On the subject of price fixing, Ian Lessen says: “Ed Miliband pledged that if elected Labour will freeze energy prices for domestic and business users until 2017. For those of us old enough to remember, income and price fixing was tried in the 70’s and it was a catastrophe.” Whilst Ian Hopping thinks that: “the proposals are unworkable and could lead to potential power cuts and blackouts.”
David Lowe criticises the Labour leader’s insight into the complexities of pricing: “You can’t buck the market, particularly when it is an international market. We are physically integrated with Europe for both electricity and gas, the wholesale energy price is an international commodity, not a political determinant. I wonder if Mr. Miliband realises that prices for electricity vary daily depending on all manner of influences, such as the amount of wind in Germany, resulting in expensive coal-fired generation needing to be turned on or off at short notice? Such are the daily, monthly and seasonal complexities of the energy market.”
Hopping adds: “It is also worth remembering that political intervention into the energy markets over the last 12-months has resulted in near crisis. Labour’s pledge is set against the backdrop of the UK being six hours away from running out of gas during the cold weather last March, talks between Centrica and the current government over gas storage facilities breaking down and EDF’s continued uncertainty over whether to go ahead with building a £14bn nuclear plant at Hinkley Point in Somerset.”
So what could our politicians do? “We would like to see some simple measures implemented such as a clampdown on rogue energy brokers and an enforcement of miss-selling penalties.
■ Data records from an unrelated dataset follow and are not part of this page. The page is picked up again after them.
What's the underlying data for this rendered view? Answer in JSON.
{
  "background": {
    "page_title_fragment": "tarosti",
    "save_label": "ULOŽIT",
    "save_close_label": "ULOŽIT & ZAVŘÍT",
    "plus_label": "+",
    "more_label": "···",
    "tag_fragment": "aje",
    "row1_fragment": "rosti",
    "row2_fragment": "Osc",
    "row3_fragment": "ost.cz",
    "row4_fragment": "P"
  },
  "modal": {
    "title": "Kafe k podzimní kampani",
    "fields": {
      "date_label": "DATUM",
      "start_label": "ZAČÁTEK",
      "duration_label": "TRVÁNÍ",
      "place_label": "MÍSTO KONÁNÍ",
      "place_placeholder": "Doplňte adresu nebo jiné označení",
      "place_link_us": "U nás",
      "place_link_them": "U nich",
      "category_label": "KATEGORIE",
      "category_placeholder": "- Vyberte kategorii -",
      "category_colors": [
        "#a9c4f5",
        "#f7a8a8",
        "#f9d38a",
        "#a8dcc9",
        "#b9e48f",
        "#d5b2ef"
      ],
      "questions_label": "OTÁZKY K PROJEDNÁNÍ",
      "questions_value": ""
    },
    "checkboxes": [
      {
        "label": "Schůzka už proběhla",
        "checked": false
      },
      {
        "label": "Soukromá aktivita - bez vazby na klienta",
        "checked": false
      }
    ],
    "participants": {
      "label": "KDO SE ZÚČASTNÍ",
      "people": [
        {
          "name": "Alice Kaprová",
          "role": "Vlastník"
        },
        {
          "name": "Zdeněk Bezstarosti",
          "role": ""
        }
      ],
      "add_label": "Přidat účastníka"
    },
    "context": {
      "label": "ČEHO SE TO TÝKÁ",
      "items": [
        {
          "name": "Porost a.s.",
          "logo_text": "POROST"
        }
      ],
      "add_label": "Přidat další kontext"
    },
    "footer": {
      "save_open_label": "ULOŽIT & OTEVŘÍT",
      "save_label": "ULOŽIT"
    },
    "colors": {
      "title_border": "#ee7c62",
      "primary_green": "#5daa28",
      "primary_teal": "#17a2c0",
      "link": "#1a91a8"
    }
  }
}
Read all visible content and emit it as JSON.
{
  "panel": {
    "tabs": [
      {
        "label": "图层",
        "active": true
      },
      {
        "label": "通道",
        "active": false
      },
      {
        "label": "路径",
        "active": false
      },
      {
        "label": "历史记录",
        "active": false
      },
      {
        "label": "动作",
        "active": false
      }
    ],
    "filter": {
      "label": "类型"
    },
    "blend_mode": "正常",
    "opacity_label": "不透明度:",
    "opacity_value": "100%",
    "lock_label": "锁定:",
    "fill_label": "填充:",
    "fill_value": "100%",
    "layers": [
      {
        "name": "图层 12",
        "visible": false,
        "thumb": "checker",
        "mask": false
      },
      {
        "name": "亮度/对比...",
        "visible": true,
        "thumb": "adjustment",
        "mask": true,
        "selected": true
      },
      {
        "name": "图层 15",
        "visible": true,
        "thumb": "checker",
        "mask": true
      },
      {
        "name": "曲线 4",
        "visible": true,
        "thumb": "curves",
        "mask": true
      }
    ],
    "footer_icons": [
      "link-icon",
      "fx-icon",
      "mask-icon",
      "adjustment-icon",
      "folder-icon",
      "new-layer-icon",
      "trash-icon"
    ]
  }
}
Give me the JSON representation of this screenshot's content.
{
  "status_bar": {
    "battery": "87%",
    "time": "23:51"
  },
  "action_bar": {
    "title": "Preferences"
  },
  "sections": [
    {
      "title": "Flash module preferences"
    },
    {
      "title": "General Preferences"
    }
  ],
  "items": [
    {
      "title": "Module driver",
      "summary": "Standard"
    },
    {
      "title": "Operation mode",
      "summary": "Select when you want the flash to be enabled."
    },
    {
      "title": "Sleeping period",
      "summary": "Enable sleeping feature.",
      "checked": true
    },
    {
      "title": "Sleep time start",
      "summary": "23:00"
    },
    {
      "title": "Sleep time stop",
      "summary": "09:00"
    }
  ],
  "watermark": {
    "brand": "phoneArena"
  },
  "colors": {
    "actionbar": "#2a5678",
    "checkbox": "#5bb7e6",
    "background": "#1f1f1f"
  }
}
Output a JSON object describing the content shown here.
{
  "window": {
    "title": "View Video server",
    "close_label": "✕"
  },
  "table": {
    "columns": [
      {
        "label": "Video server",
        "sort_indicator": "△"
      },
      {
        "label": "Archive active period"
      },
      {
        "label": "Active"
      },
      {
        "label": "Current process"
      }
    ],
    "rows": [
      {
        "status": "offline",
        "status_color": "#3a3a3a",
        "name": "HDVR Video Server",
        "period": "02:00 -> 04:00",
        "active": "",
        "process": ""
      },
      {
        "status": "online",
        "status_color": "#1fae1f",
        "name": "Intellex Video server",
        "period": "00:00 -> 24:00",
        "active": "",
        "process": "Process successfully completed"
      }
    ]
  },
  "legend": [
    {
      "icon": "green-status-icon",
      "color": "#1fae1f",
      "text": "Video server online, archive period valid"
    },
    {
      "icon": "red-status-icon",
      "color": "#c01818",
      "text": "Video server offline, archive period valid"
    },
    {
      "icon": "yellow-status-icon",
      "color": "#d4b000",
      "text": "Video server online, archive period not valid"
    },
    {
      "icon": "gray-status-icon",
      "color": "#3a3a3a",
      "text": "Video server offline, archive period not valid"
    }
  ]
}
The regulations are already in place,” says Lowe, adding: “Westminster could also review its policy on carbon taxes and if it really wants to regulate then set up a commission to look at speculation in the wholesale market rather than assumed profiteering in the retail market.” Whilst Lessen suggests: “Encouraging a better understanding of consumption amongst users is still also needed together with a better understanding of the environmental issues surrounding energy”. Perhaps most importantly, the experts agree that if politicians want to take the UK’s energy issues seriously then they should avoid cheap political point scoring and stop taking risks with our energy for the sake of short-term political gain.
Auditel are recognised as market leaders in cost management. Over the last 20-years its energy management programme has been built on this enviable track record. The holistic approach provides organisations with a complete solution to their energy needs, from procurement of services and management of consumption through to strategic planning and the implementation of complex energy management programmes, including facilitating access to Government subsidies such as Feed-In tariffs and the Renewable Heat Incentive.